PERPETUA, Saint and Martyr., and Walter Shewring. The Passion of SS. Perpetua and Felicity MM. A New Edition and Translation … Together with the Sermons of S. Augustine upon These Saints … Translated … by W.H. Shrewing. London, 1931.
Jan Nicolaas Bremmer, and Marco Formisano. Perpetua’s Passions: Multidisciplinary Approaches to the Passio Perpetuae Et Felicitatis. Oxford University Press, 2012.
Cummins, Rev. Fergal. “The ‘Theology of the Body’, Saturating The Passion of Perpetua and Felicitas.” Academia, May 2018, www.academia.edu/37066209/The_theology_of_the_body_saturating_The_Passion_of_Perpetua_and_Felicitas_Reflecting_on_this_African_patristic_and_feminine_expression_of_the_theological_truth_meaning_and_beauty_of_the_human_body.

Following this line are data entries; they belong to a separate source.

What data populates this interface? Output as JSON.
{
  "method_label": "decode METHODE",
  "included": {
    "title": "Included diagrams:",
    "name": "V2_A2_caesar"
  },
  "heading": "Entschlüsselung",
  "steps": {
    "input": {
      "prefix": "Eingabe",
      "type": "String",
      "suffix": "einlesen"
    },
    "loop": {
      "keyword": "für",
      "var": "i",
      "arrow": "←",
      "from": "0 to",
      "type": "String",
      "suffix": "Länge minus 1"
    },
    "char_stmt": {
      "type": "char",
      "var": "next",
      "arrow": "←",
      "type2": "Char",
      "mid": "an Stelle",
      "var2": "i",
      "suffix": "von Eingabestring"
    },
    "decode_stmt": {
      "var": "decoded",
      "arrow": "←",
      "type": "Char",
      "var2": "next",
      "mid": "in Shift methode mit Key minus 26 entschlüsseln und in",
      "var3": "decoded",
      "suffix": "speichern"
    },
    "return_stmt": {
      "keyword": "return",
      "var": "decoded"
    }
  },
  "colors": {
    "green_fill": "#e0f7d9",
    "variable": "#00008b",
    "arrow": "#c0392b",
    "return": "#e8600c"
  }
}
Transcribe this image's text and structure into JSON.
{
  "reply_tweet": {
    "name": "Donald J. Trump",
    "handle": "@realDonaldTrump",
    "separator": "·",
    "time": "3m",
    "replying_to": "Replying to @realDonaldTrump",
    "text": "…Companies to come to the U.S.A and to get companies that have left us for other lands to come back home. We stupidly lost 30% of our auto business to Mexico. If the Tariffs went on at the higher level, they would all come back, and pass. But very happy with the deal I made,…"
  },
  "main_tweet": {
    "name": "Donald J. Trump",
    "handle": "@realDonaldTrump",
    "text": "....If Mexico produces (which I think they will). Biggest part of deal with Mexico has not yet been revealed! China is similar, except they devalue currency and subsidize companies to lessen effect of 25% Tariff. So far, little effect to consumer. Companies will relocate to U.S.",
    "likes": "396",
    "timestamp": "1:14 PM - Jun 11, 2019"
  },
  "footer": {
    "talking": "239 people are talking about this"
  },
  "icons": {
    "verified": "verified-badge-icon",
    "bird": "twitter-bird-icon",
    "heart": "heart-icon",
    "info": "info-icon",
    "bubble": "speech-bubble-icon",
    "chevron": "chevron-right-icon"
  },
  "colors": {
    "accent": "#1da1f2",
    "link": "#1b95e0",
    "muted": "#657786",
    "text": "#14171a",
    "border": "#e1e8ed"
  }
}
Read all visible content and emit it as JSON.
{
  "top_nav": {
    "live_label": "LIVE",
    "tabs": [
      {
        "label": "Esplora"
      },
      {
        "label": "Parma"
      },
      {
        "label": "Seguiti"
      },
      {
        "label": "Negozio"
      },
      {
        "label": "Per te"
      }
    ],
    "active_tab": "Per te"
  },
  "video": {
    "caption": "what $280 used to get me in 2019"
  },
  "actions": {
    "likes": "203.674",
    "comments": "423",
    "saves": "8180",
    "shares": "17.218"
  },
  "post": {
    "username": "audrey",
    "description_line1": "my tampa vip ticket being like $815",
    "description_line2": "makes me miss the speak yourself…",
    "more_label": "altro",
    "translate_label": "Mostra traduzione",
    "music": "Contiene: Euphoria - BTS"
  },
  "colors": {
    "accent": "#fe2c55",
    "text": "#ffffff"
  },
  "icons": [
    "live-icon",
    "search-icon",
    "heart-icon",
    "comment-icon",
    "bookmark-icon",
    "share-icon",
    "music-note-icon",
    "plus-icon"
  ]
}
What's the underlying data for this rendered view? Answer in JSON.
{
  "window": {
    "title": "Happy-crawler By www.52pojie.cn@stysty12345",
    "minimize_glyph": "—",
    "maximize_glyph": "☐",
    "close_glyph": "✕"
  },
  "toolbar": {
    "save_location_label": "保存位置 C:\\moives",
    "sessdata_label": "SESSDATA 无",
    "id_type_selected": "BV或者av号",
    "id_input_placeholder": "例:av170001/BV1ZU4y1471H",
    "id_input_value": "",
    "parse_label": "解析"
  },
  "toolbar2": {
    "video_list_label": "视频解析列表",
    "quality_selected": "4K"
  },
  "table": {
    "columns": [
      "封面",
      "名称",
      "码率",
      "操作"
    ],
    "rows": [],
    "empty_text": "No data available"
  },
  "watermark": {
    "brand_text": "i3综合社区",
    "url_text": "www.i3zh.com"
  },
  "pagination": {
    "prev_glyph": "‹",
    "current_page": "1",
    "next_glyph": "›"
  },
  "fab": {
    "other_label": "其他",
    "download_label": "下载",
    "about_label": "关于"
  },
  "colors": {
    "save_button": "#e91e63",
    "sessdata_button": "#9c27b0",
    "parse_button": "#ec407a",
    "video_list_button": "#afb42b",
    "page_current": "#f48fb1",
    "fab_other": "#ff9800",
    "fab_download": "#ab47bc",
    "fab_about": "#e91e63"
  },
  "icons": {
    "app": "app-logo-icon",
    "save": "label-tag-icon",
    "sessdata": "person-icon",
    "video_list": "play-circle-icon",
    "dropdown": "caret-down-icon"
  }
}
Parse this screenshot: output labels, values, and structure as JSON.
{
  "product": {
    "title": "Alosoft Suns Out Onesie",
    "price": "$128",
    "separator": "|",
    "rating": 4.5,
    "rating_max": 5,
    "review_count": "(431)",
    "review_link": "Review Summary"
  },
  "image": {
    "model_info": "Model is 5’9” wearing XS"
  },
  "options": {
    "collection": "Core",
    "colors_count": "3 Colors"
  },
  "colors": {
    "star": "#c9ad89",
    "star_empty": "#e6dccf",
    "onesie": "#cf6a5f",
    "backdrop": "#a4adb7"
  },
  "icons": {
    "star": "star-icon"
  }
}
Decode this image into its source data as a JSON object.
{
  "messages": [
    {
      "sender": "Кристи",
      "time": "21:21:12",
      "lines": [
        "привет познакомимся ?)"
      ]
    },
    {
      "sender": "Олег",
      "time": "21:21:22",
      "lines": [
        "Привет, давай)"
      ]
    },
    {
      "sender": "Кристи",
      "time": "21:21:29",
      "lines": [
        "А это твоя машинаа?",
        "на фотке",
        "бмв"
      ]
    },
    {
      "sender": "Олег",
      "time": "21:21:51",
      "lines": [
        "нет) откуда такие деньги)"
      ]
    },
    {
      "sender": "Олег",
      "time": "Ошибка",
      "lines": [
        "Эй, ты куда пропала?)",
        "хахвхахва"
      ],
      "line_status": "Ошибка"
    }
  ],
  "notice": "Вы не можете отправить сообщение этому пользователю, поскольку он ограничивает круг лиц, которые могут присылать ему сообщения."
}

Wilkinson, Kate. Women and Modesty in Late Antiquity. Cambridge University Press, 2015.
Bremmer, Jan Nicolaas, and Marco Formisano. Perpetua’s Passions: Multidisciplinary Approaches to the Passio Perpetuae Et Felicitatis. Oxford University Press, 2012.
Hahner, Leslie A., and Scott J. Varda. “Modesty and Feminisms: Conversations on Aesthetics and Resistance.” Feminist Formations, vol. 24, no. 3, 2012, pp. 22–42., doi:10.1353/ff.2012.0029.